Are you wondering about my cure for when life sucks?  Well, it may not work for you.  In fact, you might even break out into hives at the thought.  If that’s the case, it’s your problem, and I’m sorry for you.  But my balm right now, my sustenance, is this:  Avoid adults.  I’m dead serious.  I’ve decided I prefer the company of children anymore, and maybe I always have. They are incapable of bullshit, they don’t know or understand politics, and maybe most importantly, they make me laugh or cry, depending on the circumstance.

The last couple of weekends have been spent in the presence of four different young girls, each of them as unique and beautiful as the snowflakes I wish would reappear.  And I couldn’t get enough of them; of their sweet, innocent conversations and overwhelming politeness, their clear, youthful faces and most of all, their honesty.  In one instance, the girls are daughters of our friends, and we were skiing.  Afterward, I colored with them (YES! How I miss coloring!), and played tic-tac-toe, and Hangman, and there were belly laughs all around.  Oh, how I need this now, I thought.
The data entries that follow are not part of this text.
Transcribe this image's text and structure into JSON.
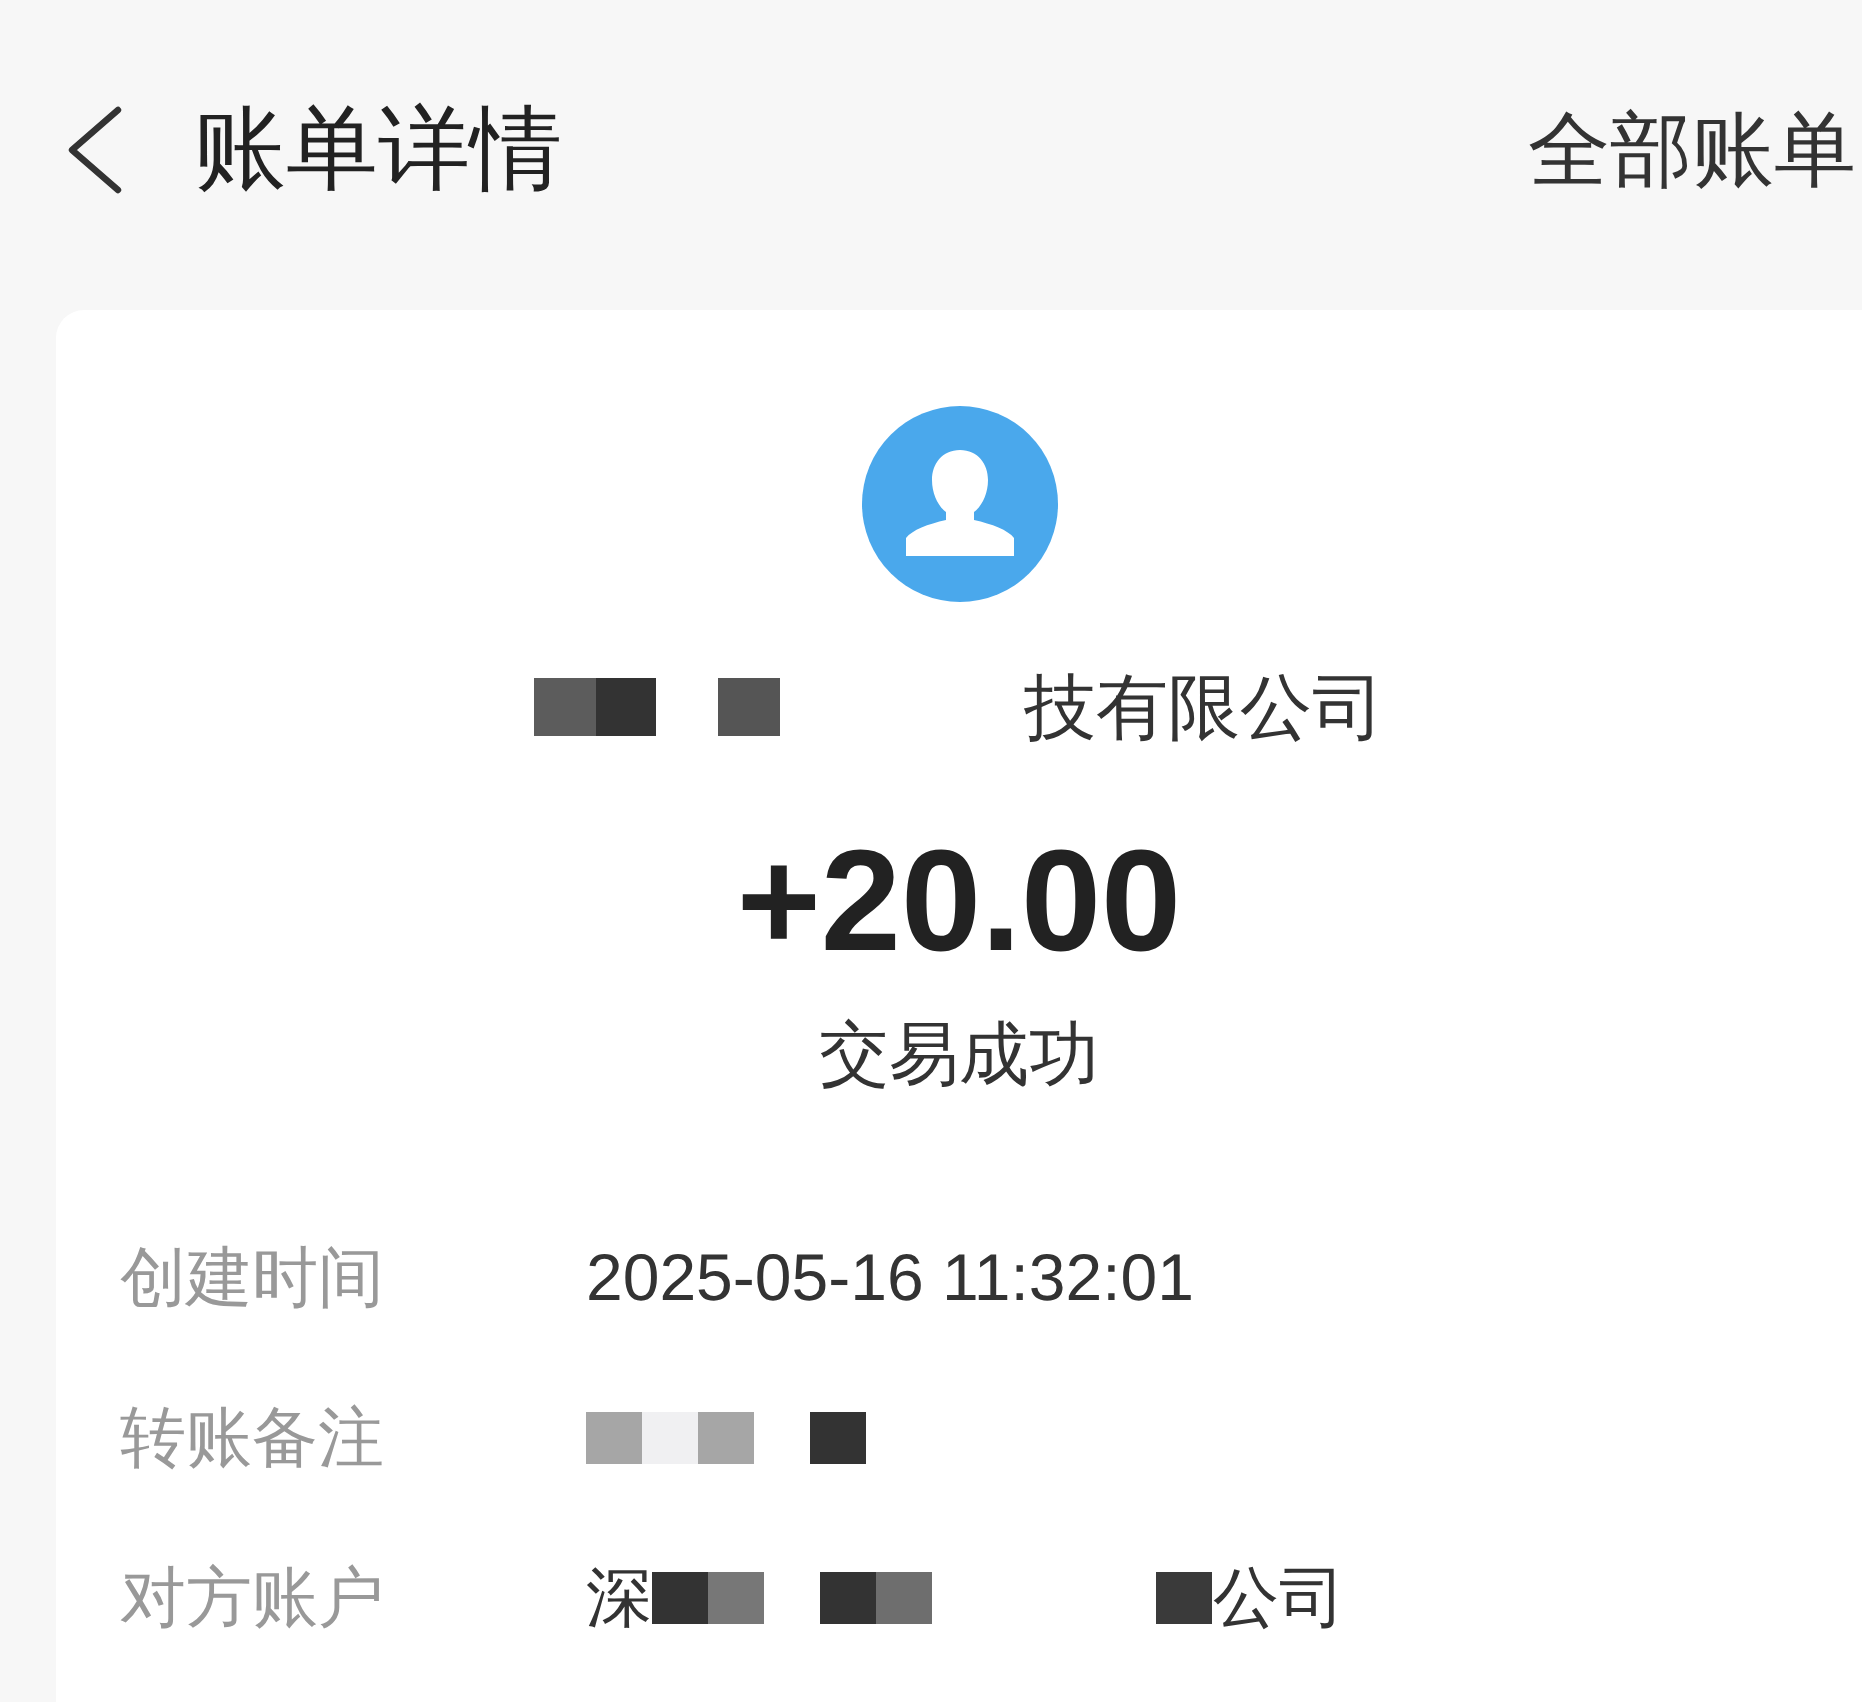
{
  "header": {
    "title": "账单详情",
    "action": "全部账单"
  },
  "payee": {
    "name_parts": [
      {
        "kind": "redacted",
        "color": "#5c5c5c"
      },
      {
        "kind": "redacted",
        "color": "#333333"
      },
      {
        "kind": "gap"
      },
      {
        "kind": "redacted",
        "color": "#555555"
      },
      {
        "kind": "gap"
      },
      {
        "kind": "gap"
      },
      {
        "kind": "gap"
      },
      {
        "kind": "gap"
      },
      {
        "kind": "text",
        "text": "技有限公司"
      }
    ]
  },
  "amount": "+20.00",
  "status": "交易成功",
  "details": [
    {
      "label": "创建时间",
      "value_parts": [
        {
          "kind": "text",
          "text": "2025-05-16 11:32:01"
        }
      ]
    },
    {
      "label": "转账备注",
      "value_parts": [
        {
          "kind": "redacted",
          "color": "#a6a6a6"
        },
        {
          "kind": "redacted",
          "color": "#f0f0f2"
        },
        {
          "kind": "redacted",
          "color": "#a6a6a6"
        },
        {
          "kind": "gap"
        },
        {
          "kind": "redacted",
          "color": "#333333"
        }
      ]
    },
    {
      "label": "对方账户",
      "value_parts": [
        {
          "kind": "text",
          "text": "深"
        },
        {
          "kind": "redacted",
          "color": "#333333"
        },
        {
          "kind": "redacted",
          "color": "#777777"
        },
        {
          "kind": "gap"
        },
        {
          "kind": "redacted",
          "color": "#333333"
        },
        {
          "kind": "redacted",
          "color": "#6e6e6e"
        },
        {
          "kind": "gap"
        },
        {
          "kind": "gap"
        },
        {
          "kind": "gap"
        },
        {
          "kind": "gap"
        },
        {
          "kind": "redacted",
          "color": "#3a3a3a"
        },
        {
          "kind": "text",
          "text": "公司"
        }
      ]
    }
  ]
}
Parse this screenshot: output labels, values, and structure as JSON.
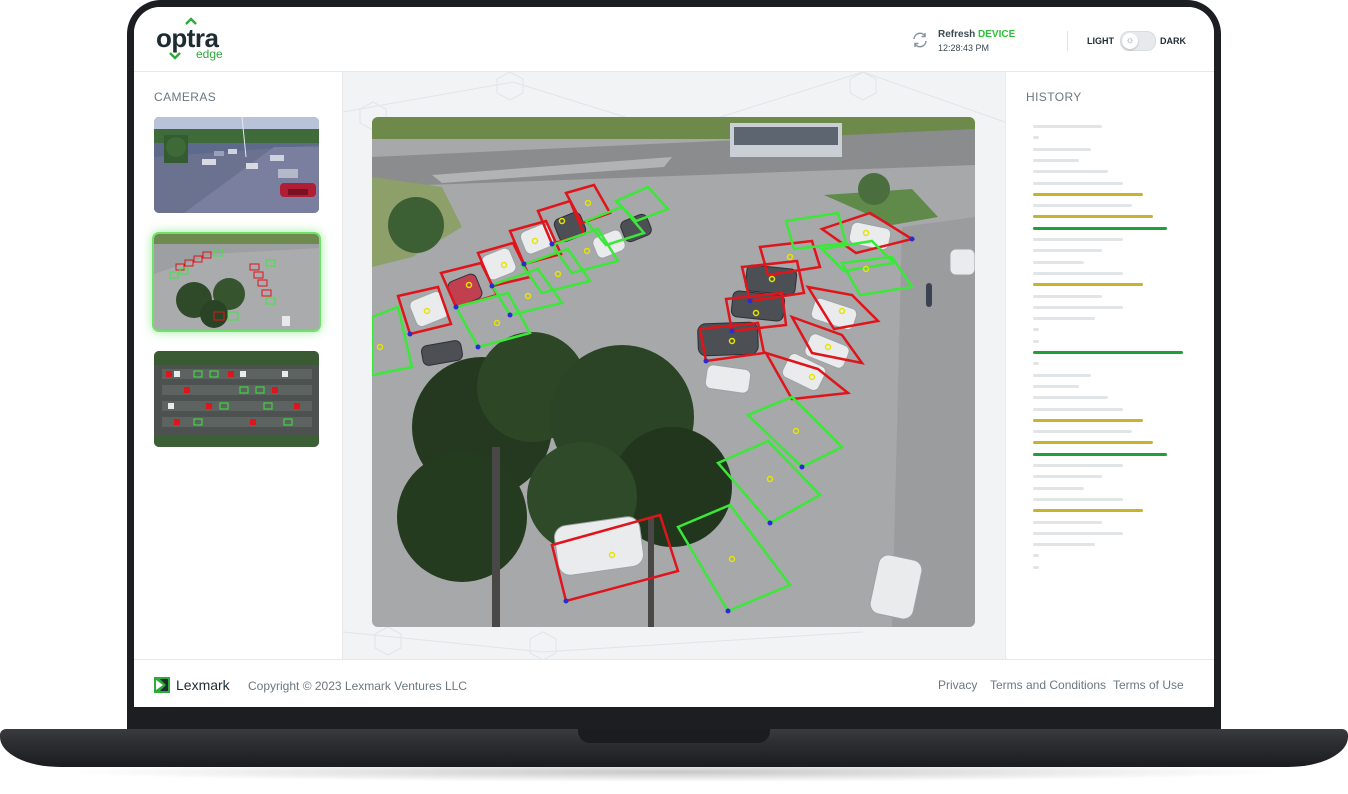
{
  "app": {
    "logo_word": "optra",
    "logo_sub": "edge"
  },
  "header": {
    "refresh_prefix": "Refresh",
    "refresh_highlight": "DEVICE",
    "refresh_time": "12:28:43 PM",
    "theme_light": "LIGHT",
    "theme_dark": "DARK",
    "theme_selected": "light"
  },
  "cameras": {
    "title": "CAMERAS",
    "selected_index": 1,
    "items": [
      "camera-1",
      "camera-2",
      "camera-3"
    ]
  },
  "history": {
    "title": "HISTORY",
    "rows": [
      {
        "status": "neutral",
        "length": 0.43
      },
      {
        "status": "neutral",
        "length": 0.04
      },
      {
        "status": "neutral",
        "length": 0.36
      },
      {
        "status": "neutral",
        "length": 0.29
      },
      {
        "status": "neutral",
        "length": 0.47
      },
      {
        "status": "neutral",
        "length": 0.56
      },
      {
        "status": "warning",
        "length": 0.69
      },
      {
        "status": "neutral",
        "length": 0.62
      },
      {
        "status": "warning",
        "length": 0.75
      },
      {
        "status": "ok",
        "length": 0.84
      },
      {
        "status": "neutral",
        "length": 0.56
      },
      {
        "status": "neutral",
        "length": 0.43
      },
      {
        "status": "neutral",
        "length": 0.32
      },
      {
        "status": "neutral",
        "length": 0.56
      },
      {
        "status": "warning",
        "length": 0.69
      },
      {
        "status": "neutral",
        "length": 0.43
      },
      {
        "status": "neutral",
        "length": 0.56
      },
      {
        "status": "neutral",
        "length": 0.39
      },
      {
        "status": "neutral",
        "length": 0.04
      },
      {
        "status": "neutral",
        "length": 0.04
      },
      {
        "status": "ok",
        "length": 0.94
      },
      {
        "status": "neutral",
        "length": 0.04
      },
      {
        "status": "neutral",
        "length": 0.36
      },
      {
        "status": "neutral",
        "length": 0.29
      },
      {
        "status": "neutral",
        "length": 0.47
      },
      {
        "status": "neutral",
        "length": 0.56
      },
      {
        "status": "warning",
        "length": 0.69
      },
      {
        "status": "neutral",
        "length": 0.62
      },
      {
        "status": "warning",
        "length": 0.75
      },
      {
        "status": "ok",
        "length": 0.84
      },
      {
        "status": "neutral",
        "length": 0.56
      },
      {
        "status": "neutral",
        "length": 0.43
      },
      {
        "status": "neutral",
        "length": 0.32
      },
      {
        "status": "neutral",
        "length": 0.56
      },
      {
        "status": "warning",
        "length": 0.69
      },
      {
        "status": "neutral",
        "length": 0.43
      },
      {
        "status": "neutral",
        "length": 0.56
      },
      {
        "status": "neutral",
        "length": 0.39
      },
      {
        "status": "neutral",
        "length": 0.04
      },
      {
        "status": "neutral",
        "length": 0.04
      }
    ]
  },
  "footer": {
    "brand": "Lexmark",
    "copyright": "Copyright © 2023 Lexmark Ventures LLC",
    "links": [
      "Privacy",
      "Terms and Conditions",
      "Terms of Use"
    ]
  },
  "colors": {
    "accent": "#2fbf3a",
    "occupied": "#e0141b",
    "vacant": "#3be83a",
    "history_neutral": "#e2e5e8",
    "history_warning": "#c8b42c",
    "history_ok": "#1f9e3a"
  }
}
And then there was a dinner this past weekend, which included people my husband works with.  Some of them brought their kids, two girls  who sat at the end of the table.  I asked John to switch seats with me so I could talk to them, because I always feel bad for the kids who get dragged to adult/parent events. I didn’t regret it either, because sure enough one of the spouses began bitching about their job (with kids!) and another was on about the joy (not) of working in a high school lunchroom, which included the power of granting detention.

Jesus Christ, I think.  Don’t. Get. Me. Started. On this subject, of Nazi-like adults loving to wield power over helpless kids.  This is where I check out, turn my chair, and start actively engaging the girls in conversation, and it was wonderful.  I pay more attention to eleven year old Ashley, because she doesn’t have an electronic device, and she is answers all my nosy questions with eagerness.  She tells me art is her favorite class, (big surprise), and her current task is drawing her “dream bedroom.”  I ask what that would entail, but she says it’s a brand new assignment and she still has to think about it.  I tell her I’m a writer, which is something I don’t openly admit, because to my ears it still sounds imposter-ish, but I know I will be safe in revealing it to her.  And I am right.  Her face brightens at this, and she tells me of a ‘personal narrative” she had recently completed.  We chat some more, and she notices her mother is not at her chair.  Her dad tells her that mom is outside to get some fresh air, that she’s not feeling well, and because she is eleven and a girl, she’s worried and asks to go see her.  She is clearly relieved when her mom is okay, and my throat closes up watching her.

Children are our hope, and our future.  We know this, logically, but we don’t give them the credit or the respect they deserve.  They are also central to the book I’m writing, and for this reason alone I will keep plugging through. I know that my strongest passages involve characters that are children, so it may mean I have to expand on this strength. Wish me luck, friends, that I can do them justice on the printed page.

And may the things that suck right now for you, every day be a little less sucky. Sometimes, life has to be measured by those kind of increments.